Task details.
Below are records; give the number of their lines that contain "from", and only that number.

Records for the exercise.
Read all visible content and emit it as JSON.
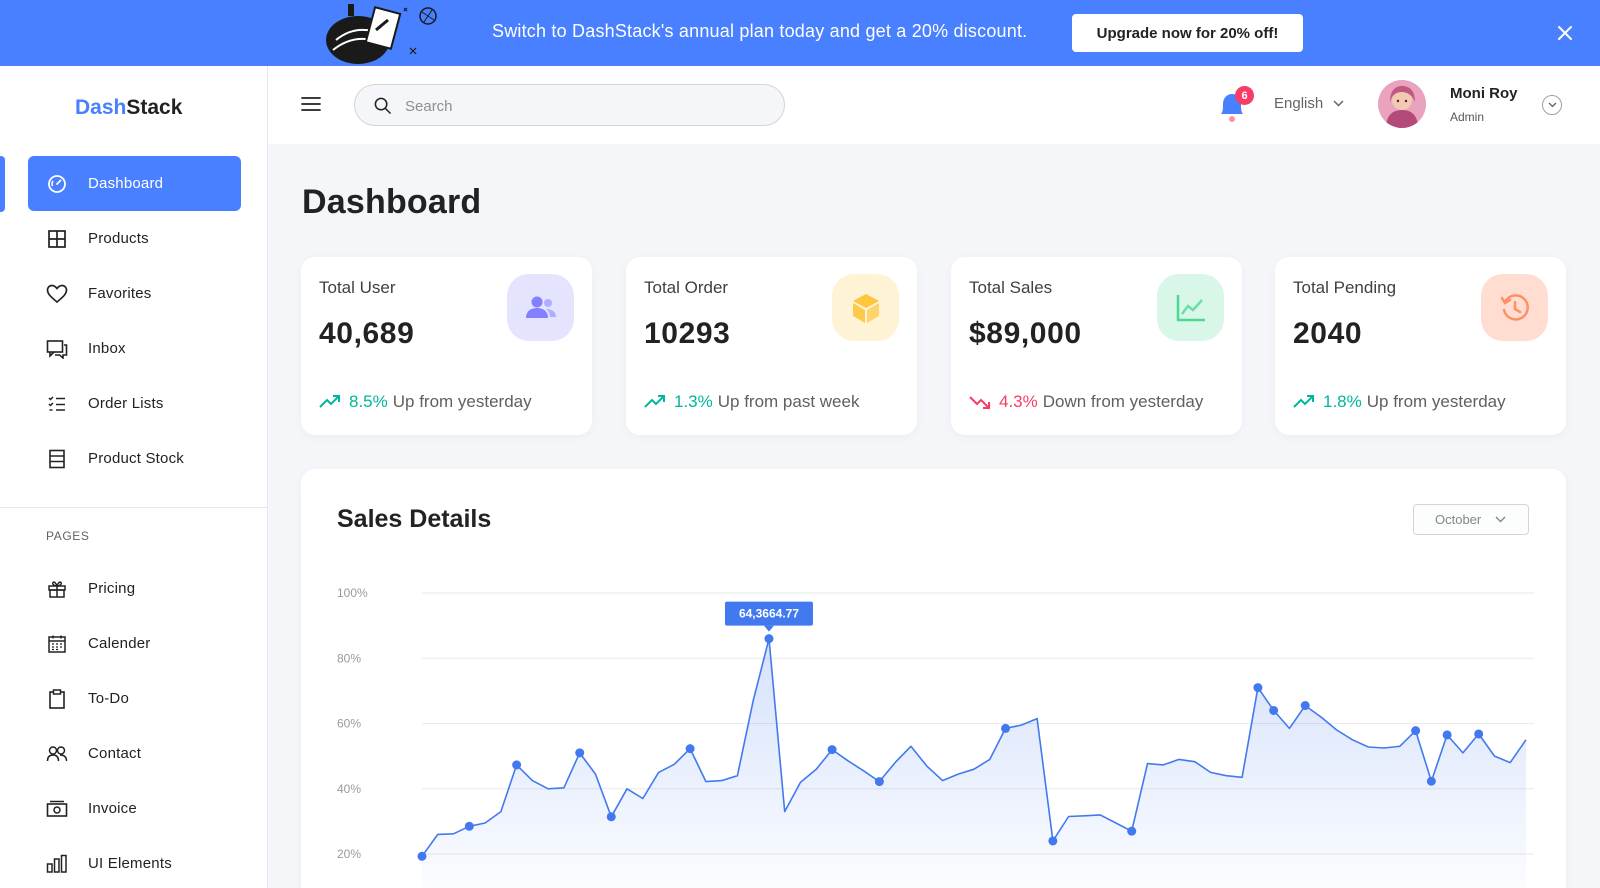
{
  "promo": {
    "text": "Switch to DashStack's annual plan today and get a 20% discount.",
    "button_label": "Upgrade now for 20% off!",
    "close_icon": "close-icon"
  },
  "brand": {
    "name_accent": "Dash",
    "name_rest": "Stack"
  },
  "sidebar": {
    "items": [
      {
        "label": "Dashboard",
        "icon": "dashboard-gauge-icon",
        "active": true
      },
      {
        "label": "Products",
        "icon": "grid-icon"
      },
      {
        "label": "Favorites",
        "icon": "heart-icon"
      },
      {
        "label": "Inbox",
        "icon": "chat-icon"
      },
      {
        "label": "Order Lists",
        "icon": "list-icon"
      },
      {
        "label": "Product Stock",
        "icon": "stock-icon"
      }
    ],
    "pages_heading": "PAGES",
    "pages": [
      {
        "label": "Pricing",
        "icon": "gift-icon"
      },
      {
        "label": "Calender",
        "icon": "calendar-icon"
      },
      {
        "label": "To-Do",
        "icon": "clipboard-icon"
      },
      {
        "label": "Contact",
        "icon": "contact-icon"
      },
      {
        "label": "Invoice",
        "icon": "invoice-icon"
      },
      {
        "label": "UI Elements",
        "icon": "bar-chart-icon"
      }
    ]
  },
  "header": {
    "search_placeholder": "Search",
    "notification_count": "6",
    "language": "English",
    "user_name": "Moni Roy",
    "user_role": "Admin"
  },
  "page_title": "Dashboard",
  "cards": [
    {
      "title": "Total User",
      "value": "40,689",
      "trend_value": "8.5%",
      "trend_text": "Up from yesterday",
      "direction": "up",
      "icon": "users-icon",
      "icon_bg": "#E5E4FF",
      "icon_color": "#8280FF"
    },
    {
      "title": "Total Order",
      "value": "10293",
      "trend_value": "1.3%",
      "trend_text": "Up from past week",
      "direction": "up",
      "icon": "box-icon",
      "icon_bg": "#FFF3D6",
      "icon_color": "#FEC53D"
    },
    {
      "title": "Total Sales",
      "value": "$89,000",
      "trend_value": "4.3%",
      "trend_text": "Down from yesterday",
      "direction": "down",
      "icon": "line-chart-icon",
      "icon_bg": "#D9F7E8",
      "icon_color": "#4AD991"
    },
    {
      "title": "Total Pending",
      "value": "2040",
      "trend_value": "1.8%",
      "trend_text": "Up from yesterday",
      "direction": "up",
      "icon": "history-icon",
      "icon_bg": "#FFDED1",
      "icon_color": "#FF9066"
    }
  ],
  "sales": {
    "title": "Sales Details",
    "month": "October"
  },
  "chart_data": {
    "type": "area",
    "title": "Sales Details",
    "y_ticks": [
      "100%",
      "80%",
      "60%",
      "40%",
      "20%"
    ],
    "ylim": [
      20,
      100
    ],
    "grid": true,
    "color": "#4379EE",
    "tooltip": {
      "label": "64,3664.77",
      "index": 22
    },
    "points": [
      [
        0,
        19.3
      ],
      [
        1,
        26
      ],
      [
        2,
        26.2
      ],
      [
        3,
        28.5
      ],
      [
        4,
        29.5
      ],
      [
        5,
        33
      ],
      [
        6,
        47.3
      ],
      [
        7,
        42.5
      ],
      [
        8,
        40
      ],
      [
        9,
        40.3
      ],
      [
        10,
        51
      ],
      [
        11,
        44.5
      ],
      [
        12,
        31.4
      ],
      [
        13,
        40
      ],
      [
        14,
        37
      ],
      [
        15,
        45
      ],
      [
        16,
        47.5
      ],
      [
        17,
        52.3
      ],
      [
        18,
        42.2
      ],
      [
        19,
        42.5
      ],
      [
        20,
        44
      ],
      [
        21,
        67
      ],
      [
        22,
        86
      ],
      [
        23,
        33
      ],
      [
        24,
        42
      ],
      [
        25,
        46
      ],
      [
        26,
        52
      ],
      [
        27,
        48.6
      ],
      [
        28,
        45.5
      ],
      [
        29,
        42.2
      ],
      [
        30,
        48
      ],
      [
        31,
        53
      ],
      [
        32,
        47
      ],
      [
        33,
        42.5
      ],
      [
        34,
        44.5
      ],
      [
        35,
        46
      ],
      [
        36,
        49
      ],
      [
        37,
        58.5
      ],
      [
        38,
        59.5
      ],
      [
        39,
        61.5
      ],
      [
        40,
        24
      ],
      [
        41,
        31.5
      ],
      [
        42,
        31.7
      ],
      [
        43,
        32
      ],
      [
        44,
        29.5
      ],
      [
        45,
        27
      ],
      [
        46,
        47.7
      ],
      [
        47,
        47.3
      ],
      [
        48,
        49
      ],
      [
        49,
        48.3
      ],
      [
        50,
        45
      ],
      [
        51,
        44
      ],
      [
        52,
        43.5
      ],
      [
        53,
        71
      ],
      [
        54,
        64
      ],
      [
        55,
        58.5
      ],
      [
        56,
        65.5
      ],
      [
        57,
        62
      ],
      [
        58,
        58
      ],
      [
        59,
        55
      ],
      [
        60,
        52.8
      ],
      [
        61,
        52.5
      ],
      [
        62,
        53
      ],
      [
        63,
        57.8
      ],
      [
        64,
        42.3
      ],
      [
        65,
        56.5
      ],
      [
        66,
        51
      ],
      [
        67,
        56.8
      ],
      [
        68,
        50
      ],
      [
        69,
        48
      ],
      [
        70,
        55
      ]
    ],
    "markers": [
      0,
      3,
      6,
      10,
      12,
      17,
      22,
      26,
      29,
      37,
      40,
      45,
      53,
      54,
      56,
      63,
      64,
      65,
      67
    ]
  }
}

Solution to the problem.
4